***** Exercise data

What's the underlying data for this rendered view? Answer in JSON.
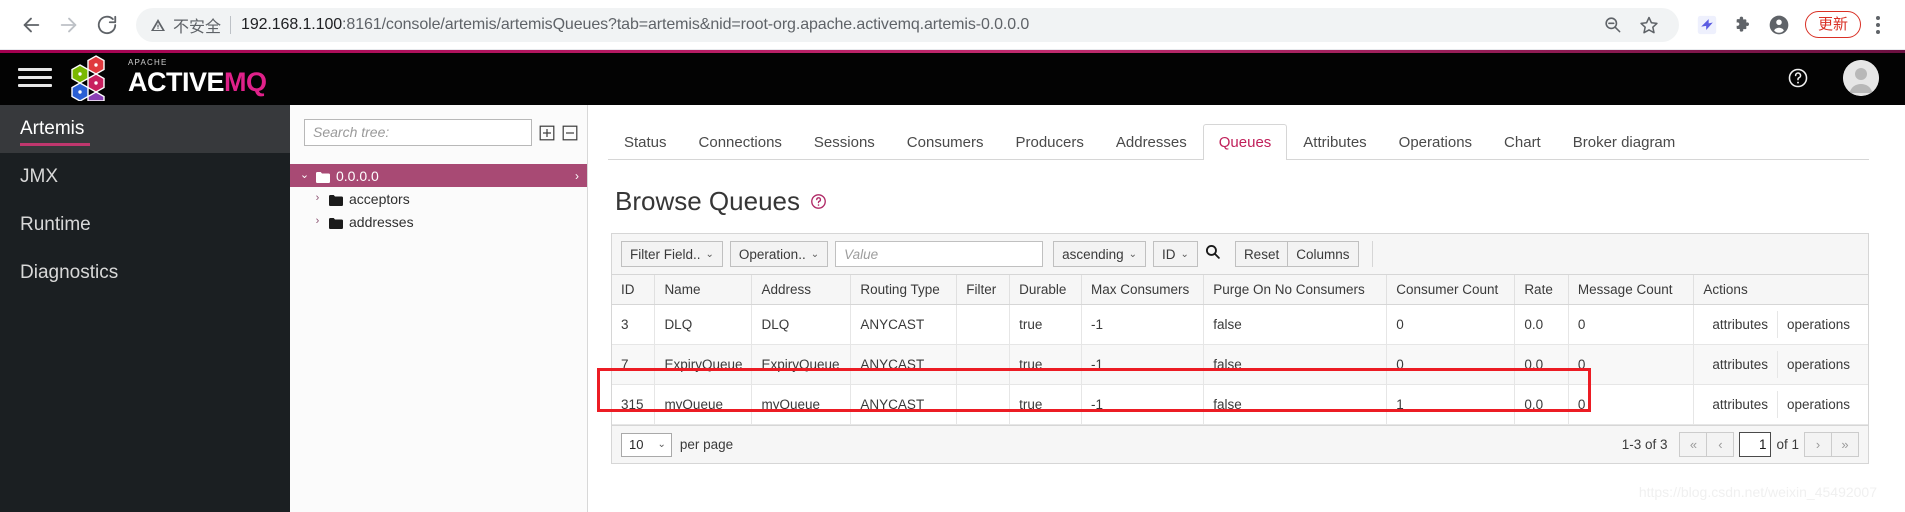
{
  "browser": {
    "back_icon": "arrow-left-icon",
    "forward_icon": "arrow-right-icon",
    "reload_icon": "reload-icon",
    "warning_icon": "warning-triangle-icon",
    "not_secure_label": "不安全",
    "url_host": "192.168.1.100",
    "url_rest": ":8161/console/artemis/artemisQueues?tab=artemis&nid=root-org.apache.activemq.artemis-0.0.0.0",
    "zoom_out_icon": "zoom-out-icon",
    "bookmark_icon": "star-icon",
    "extension_bird_icon": "bird-extension-icon",
    "extensions_icon": "puzzle-piece-icon",
    "profile_icon": "profile-avatar-icon",
    "update_label": "更新",
    "menu_icon": "kebab-menu-icon"
  },
  "app_header": {
    "hamburger_icon": "hamburger-menu-icon",
    "logo_apache": "APACHE",
    "logo_active": "ACTIVE",
    "logo_mq": "MQ",
    "help_icon": "help-circle-icon",
    "avatar_icon": "user-avatar-icon"
  },
  "sidebar": {
    "items": [
      {
        "label": "Artemis",
        "active": true
      },
      {
        "label": "JMX",
        "active": false
      },
      {
        "label": "Runtime",
        "active": false
      },
      {
        "label": "Diagnostics",
        "active": false
      }
    ]
  },
  "tree": {
    "search_placeholder": "Search tree:",
    "search_value": "",
    "expand_all_icon": "expand-all-icon",
    "collapse_all_icon": "collapse-all-icon",
    "nodes": [
      {
        "label": "0.0.0.0",
        "selected": true,
        "caret": "⌄",
        "depth": 0
      },
      {
        "label": "acceptors",
        "selected": false,
        "caret": "›",
        "depth": 1
      },
      {
        "label": "addresses",
        "selected": false,
        "caret": "›",
        "depth": 1
      }
    ]
  },
  "main": {
    "tabs": [
      {
        "label": "Status",
        "active": false
      },
      {
        "label": "Connections",
        "active": false
      },
      {
        "label": "Sessions",
        "active": false
      },
      {
        "label": "Consumers",
        "active": false
      },
      {
        "label": "Producers",
        "active": false
      },
      {
        "label": "Addresses",
        "active": false
      },
      {
        "label": "Queues",
        "active": true
      },
      {
        "label": "Attributes",
        "active": false
      },
      {
        "label": "Operations",
        "active": false
      },
      {
        "label": "Chart",
        "active": false
      },
      {
        "label": "Broker diagram",
        "active": false
      }
    ],
    "page_title": "Browse Queues",
    "page_help_icon": "help-circle-icon",
    "toolbar": {
      "filter_field_label": "Filter Field..",
      "operation_label": "Operation..",
      "value_placeholder": "Value",
      "value_current": "",
      "sort_direction_label": "ascending",
      "sort_field_label": "ID",
      "search_icon": "search-icon",
      "reset_label": "Reset",
      "columns_label": "Columns"
    },
    "table": {
      "headers": [
        "ID",
        "Name",
        "Address",
        "Routing Type",
        "Filter",
        "Durable",
        "Max Consumers",
        "Purge On No Consumers",
        "Consumer Count",
        "Rate",
        "Message Count",
        "Actions"
      ],
      "rows": [
        {
          "id": "3",
          "name": "DLQ",
          "address": "DLQ",
          "routing_type": "ANYCAST",
          "filter": "",
          "durable": "true",
          "max_consumers": "-1",
          "purge_on_no_consumers": "false",
          "consumer_count": "0",
          "rate": "0.0",
          "message_count": "0",
          "action_attributes": "attributes",
          "action_operations": "operations"
        },
        {
          "id": "7",
          "name": "ExpiryQueue",
          "address": "ExpiryQueue",
          "routing_type": "ANYCAST",
          "filter": "",
          "durable": "true",
          "max_consumers": "-1",
          "purge_on_no_consumers": "false",
          "consumer_count": "0",
          "rate": "0.0",
          "message_count": "0",
          "action_attributes": "attributes",
          "action_operations": "operations"
        },
        {
          "id": "315",
          "name": "myQueue",
          "address": "myQueue",
          "routing_type": "ANYCAST",
          "filter": "",
          "durable": "true",
          "max_consumers": "-1",
          "purge_on_no_consumers": "false",
          "consumer_count": "1",
          "rate": "0.0",
          "message_count": "0",
          "action_attributes": "attributes",
          "action_operations": "operations"
        }
      ]
    },
    "footer": {
      "per_page_value": "10",
      "per_page_label": "per page",
      "range_label": "1-3 of 3",
      "first_icon": "«",
      "prev_icon": "‹",
      "page_value": "1",
      "of_label": "of 1",
      "next_icon": "›",
      "last_icon": "»"
    }
  },
  "watermark": "https://blog.csdn.net/weixin_45492007",
  "colors": {
    "brand_pink": "#c0205a",
    "tree_selected": "#a84a74",
    "annotation_red": "#ec1c24",
    "header_black": "#030303",
    "sidebar_dark": "#1b1f22"
  }
}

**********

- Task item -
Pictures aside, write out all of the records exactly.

- Exercise solution -
What's the underlying data for this rendered view? Answer in JSON.
{
  "browser": {
    "back_icon": "arrow-left-icon",
    "forward_icon": "arrow-right-icon",
    "reload_icon": "reload-icon",
    "warning_icon": "warning-triangle-icon",
    "not_secure_label": "不安全",
    "url_host": "192.168.1.100",
    "url_rest": ":8161/console/artemis/artemisQueues?tab=artemis&nid=root-org.apache.activemq.artemis-0.0.0.0",
    "zoom_out_icon": "zoom-out-icon",
    "bookmark_icon": "star-icon",
    "extension_bird_icon": "bird-extension-icon",
    "extensions_icon": "puzzle-piece-icon",
    "profile_icon": "profile-avatar-icon",
    "update_label": "更新",
    "menu_icon": "kebab-menu-icon"
  },
  "app_header": {
    "hamburger_icon": "hamburger-menu-icon",
    "logo_apache": "APACHE",
    "logo_active": "ACTIVE",
    "logo_mq": "MQ",
    "help_icon": "help-circle-icon",
    "avatar_icon": "user-avatar-icon"
  },
  "sidebar": {
    "items": [
      {
        "label": "Artemis",
        "active": true
      },
      {
        "label": "JMX",
        "active": false
      },
      {
        "label": "Runtime",
        "active": false
      },
      {
        "label": "Diagnostics",
        "active": false
      }
    ]
  },
  "tree": {
    "search_placeholder": "Search tree:",
    "search_value": "",
    "expand_all_icon": "expand-all-icon",
    "collapse_all_icon": "collapse-all-icon",
    "nodes": [
      {
        "label": "0.0.0.0",
        "selected": true,
        "caret": "⌄",
        "depth": 0
      },
      {
        "label": "acceptors",
        "selected": false,
        "caret": "›",
        "depth": 1
      },
      {
        "label": "addresses",
        "selected": false,
        "caret": "›",
        "depth": 1
      }
    ]
  },
  "main": {
    "tabs": [
      {
        "label": "Status",
        "active": false
      },
      {
        "label": "Connections",
        "active": false
      },
      {
        "label": "Sessions",
        "active": false
      },
      {
        "label": "Consumers",
        "active": false
      },
      {
        "label": "Producers",
        "active": false
      },
      {
        "label": "Addresses",
        "active": false
      },
      {
        "label": "Queues",
        "active": true
      },
      {
        "label": "Attributes",
        "active": false
      },
      {
        "label": "Operations",
        "active": false
      },
      {
        "label": "Chart",
        "active": false
      },
      {
        "label": "Broker diagram",
        "active": false
      }
    ],
    "page_title": "Browse Queues",
    "page_help_icon": "help-circle-icon",
    "toolbar": {
      "filter_field_label": "Filter Field..",
      "operation_label": "Operation..",
      "value_placeholder": "Value",
      "value_current": "",
      "sort_direction_label": "ascending",
      "sort_field_label": "ID",
      "search_icon": "search-icon",
      "reset_label": "Reset",
      "columns_label": "Columns"
    },
    "table": {
      "headers": [
        "ID",
        "Name",
        "Address",
        "Routing Type",
        "Filter",
        "Durable",
        "Max Consumers",
        "Purge On No Consumers",
        "Consumer Count",
        "Rate",
        "Message Count",
        "Actions"
      ],
      "rows": [
        {
          "id": "3",
          "name": "DLQ",
          "address": "DLQ",
          "routing_type": "ANYCAST",
          "filter": "",
          "durable": "true",
          "max_consumers": "-1",
          "purge_on_no_consumers": "false",
          "consumer_count": "0",
          "rate": "0.0",
          "message_count": "0",
          "action_attributes": "attributes",
          "action_operations": "operations"
        },
        {
          "id": "7",
          "name": "ExpiryQueue",
          "address": "ExpiryQueue",
          "routing_type": "ANYCAST",
          "filter": "",
          "durable": "true",
          "max_consumers": "-1",
          "purge_on_no_consumers": "false",
          "consumer_count": "0",
          "rate": "0.0",
          "message_count": "0",
          "action_attributes": "attributes",
          "action_operations": "operations"
        },
        {
          "id": "315",
          "name": "myQueue",
          "address": "myQueue",
          "routing_type": "ANYCAST",
          "filter": "",
          "durable": "true",
          "max_consumers": "-1",
          "purge_on_no_consumers": "false",
          "consumer_count": "1",
          "rate": "0.0",
          "message_count": "0",
          "action_attributes": "attributes",
          "action_operations": "operations"
        }
      ]
    },
    "footer": {
      "per_page_value": "10",
      "per_page_label": "per page",
      "range_label": "1-3 of 3",
      "first_icon": "«",
      "prev_icon": "‹",
      "page_value": "1",
      "of_label": "of 1",
      "next_icon": "›",
      "last_icon": "»"
    }
  },
  "watermark": "https://blog.csdn.net/weixin_45492007",
  "colors": {
    "brand_pink": "#c0205a",
    "tree_selected": "#a84a74",
    "annotation_red": "#ec1c24",
    "header_black": "#030303",
    "sidebar_dark": "#1b1f22"
  }
}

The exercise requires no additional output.